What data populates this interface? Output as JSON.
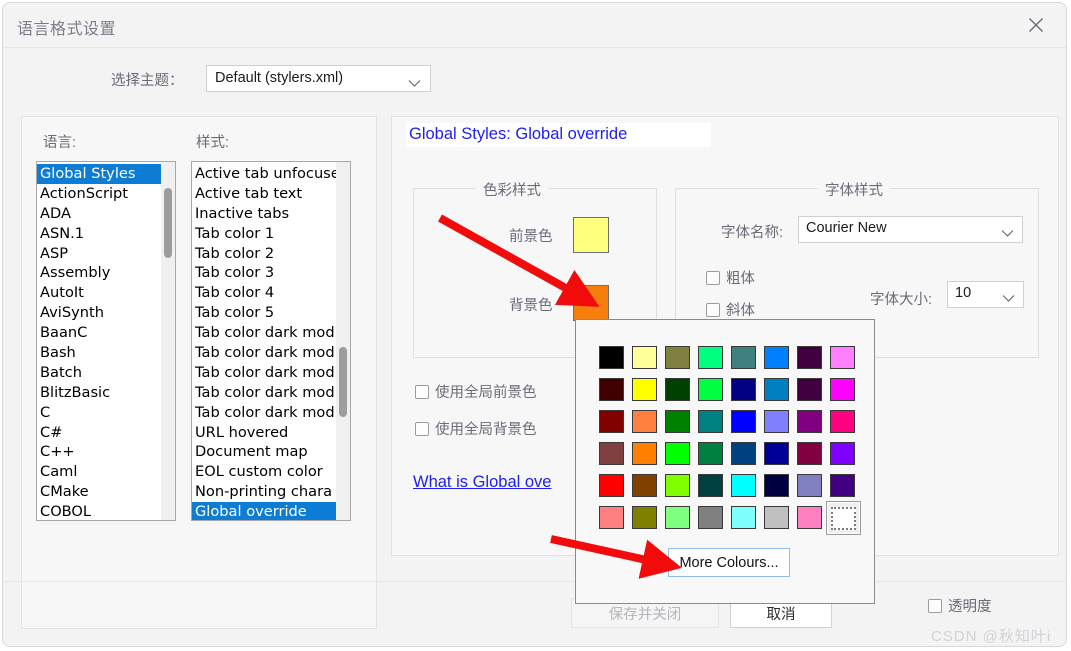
{
  "window": {
    "title": "语言格式设置",
    "close_icon": "close-icon"
  },
  "theme": {
    "label": "选择主题：",
    "value": "Default (stylers.xml)",
    "chevron_icon": "chevron-down-icon"
  },
  "lists": {
    "language_label": "语言:",
    "style_label": "样式:",
    "languages": [
      "Global Styles",
      "ActionScript",
      "ADA",
      "ASN.1",
      "ASP",
      "Assembly",
      "AutoIt",
      "AviSynth",
      "BaanC",
      "Bash",
      "Batch",
      "BlitzBasic",
      "C",
      "C#",
      "C++",
      "Caml",
      "CMake",
      "COBOL"
    ],
    "language_selected": "Global Styles",
    "styles": [
      "Active tab unfocuse",
      "Active tab text",
      "Inactive tabs",
      "Tab color 1",
      "Tab color 2",
      "Tab color 3",
      "Tab color 4",
      "Tab color 5",
      "Tab color dark mod",
      "Tab color dark mod",
      "Tab color dark mod",
      "Tab color dark mod",
      "Tab color dark mod",
      "URL hovered",
      "Document map",
      "EOL custom color",
      "Non-printing chara",
      "Global override"
    ],
    "style_selected": "Global override"
  },
  "detail": {
    "title": "Global Styles: Global override",
    "color_group_legend": "色彩样式",
    "foreground_label": "前景色",
    "foreground_color": "#ffff80",
    "background_label": "背景色",
    "background_color": "#f57f0c",
    "use_global_fg_label": "使用全局前景色",
    "use_global_bg_label": "使用全局背景色",
    "help_link": "What is Global ove",
    "font_group_legend": "字体样式",
    "font_name_label": "字体名称:",
    "font_name_value": "Courier New",
    "bold_label": "粗体",
    "italic_label": "斜体",
    "font_size_label": "字体大小:",
    "font_size_value": "10"
  },
  "picker": {
    "more_colours_label": "More Colours...",
    "selected_index": 47,
    "colors": [
      "#000000",
      "#ffff99",
      "#808040",
      "#00ff80",
      "#408080",
      "#0080ff",
      "#400040",
      "#ff80ff",
      "#400000",
      "#ffff00",
      "#004000",
      "#00ff40",
      "#000080",
      "#0080c0",
      "#400040",
      "#ff00ff",
      "#800000",
      "#ff8040",
      "#008000",
      "#008080",
      "#0000ff",
      "#8080ff",
      "#800080",
      "#ff0080",
      "#804040",
      "#ff8000",
      "#00ff00",
      "#008040",
      "#004080",
      "#000099",
      "#800040",
      "#8000ff",
      "#ff0000",
      "#804000",
      "#80ff00",
      "#004040",
      "#00ffff",
      "#000040",
      "#8080c0",
      "#400080",
      "#ff8080",
      "#808000",
      "#80ff80",
      "#808080",
      "#80ffff",
      "#c0c0c0",
      "#ff80c0",
      "#ffffff"
    ]
  },
  "footer": {
    "save_close_label": "保存并关闭",
    "cancel_label": "取消",
    "transparency_label": "透明度",
    "watermark": "CSDN @秋知叶i"
  }
}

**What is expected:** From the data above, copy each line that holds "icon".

**Result below:**
    "close_icon": "close-icon"
    "chevron_icon": "chevron-down-icon"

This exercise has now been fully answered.